Although convicted, Kewish hoped to receive leniency from the British Government. The Lieutenant-Governor received several sworn statements intended to encourage leniency, including from the jurors of the first trial, his examining physician, and others. Kewish’s post-trial statements were inconsistent. At one point Kewish’s gaoler stated that Kewish admitted he had accidentally shot his father and hid the weapon in the thatch of an outhouse (where a bird gun was later found). At other times Kewish repeated his claims of innocence and requested a free pardon. The pitchfork had not been clearly identified; however, the Home Secretary advised the Queen that he could not recommend mercy. He felt the crime was premeditated, and committed from greed, and added that neither the deemster nor the jury had recommended mercy at the trial.
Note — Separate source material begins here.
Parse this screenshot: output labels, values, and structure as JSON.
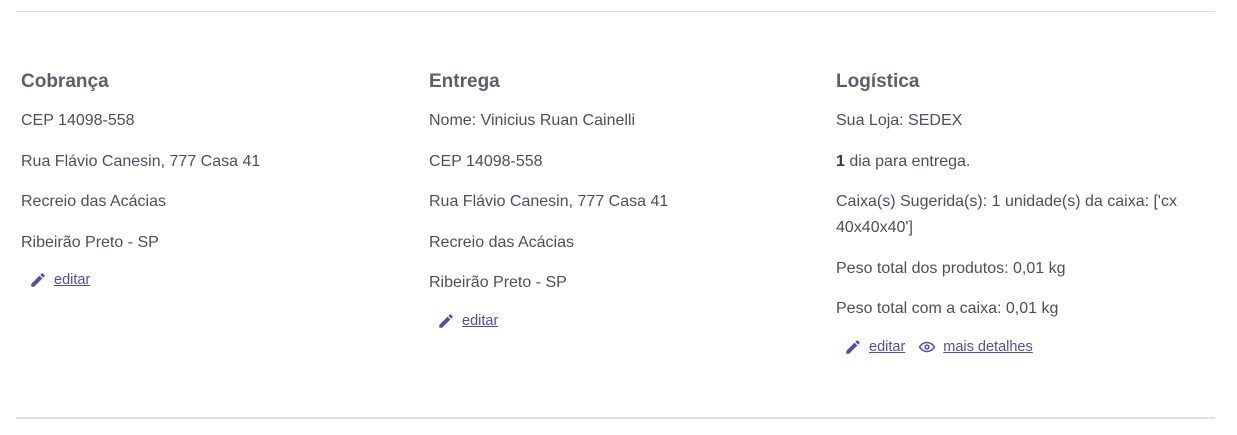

Manx law at the time required the British Crown to order the execution by positive act. Queen Victoria was displeased with this, and she indicated this in a letter to the Home Secretary. He apologised and promised to bring Manx law into compliance with that of England, which did not require such an order. Although expressing personal doubts about the case, she took his advice and indicated that the execution was to proceed.
Locally there was reluctance to become involved in the execution. Craftsmen initially refused to build the gallows, and an executioner, William Calcraft, had to be brought over from England to carry out the sentence. Kewish was hanged in Castle Rushen at Castletown on 1st August 1872 and he is buried there. It was the only non-public execution to take place under Manx law.
After the execution, Queen Victoria was petitioned to put an end to the death penalty. She declined, and it was not until 1993 that Tynwald abolished capital punishment in the Isle of Man. Five people were sentenced to death (for murder) on the island between 1973 and 1992, but all death sentences after Kewish’s were commuted to life imprisonment by the Home Secretary of the United Kingdom using the Crown’s Prerogative of Mercy.
Last Week’s Birthdays
Gary Oldman (63), Sonequa Martin-Green (36), Matthew Broderick (59), Timothy Dalton (75), Ruby Rose (35), Holly Hunter (63), Freema Agyeman (41), David Thewlis (58), Spike Lee (64), William Hurt (71), Bruce Willis (66), Glenn Close (74), Ursula Andress (85), Harvey Weinstein (69), Abigail Cowen (23), Queen Latifah (51), Brad Dourif (71), Luc Besson (62), Irene Cara (62), Rob Lowe (57), Kurt Russell (70), Gary Sinise (66), John Boyega (29), Patrick Duffy (72), Alexandra Daddario (35), Alan Tudyk (50), Aisling Bea (37), Jerome Flynn (58), Erik Estrada (72), Judah Friedlander (52), Jimmy Nail (67), Eva Longoria (46), David Cronenberg (78), Judd Hirsch (86), and Will.i.am (46).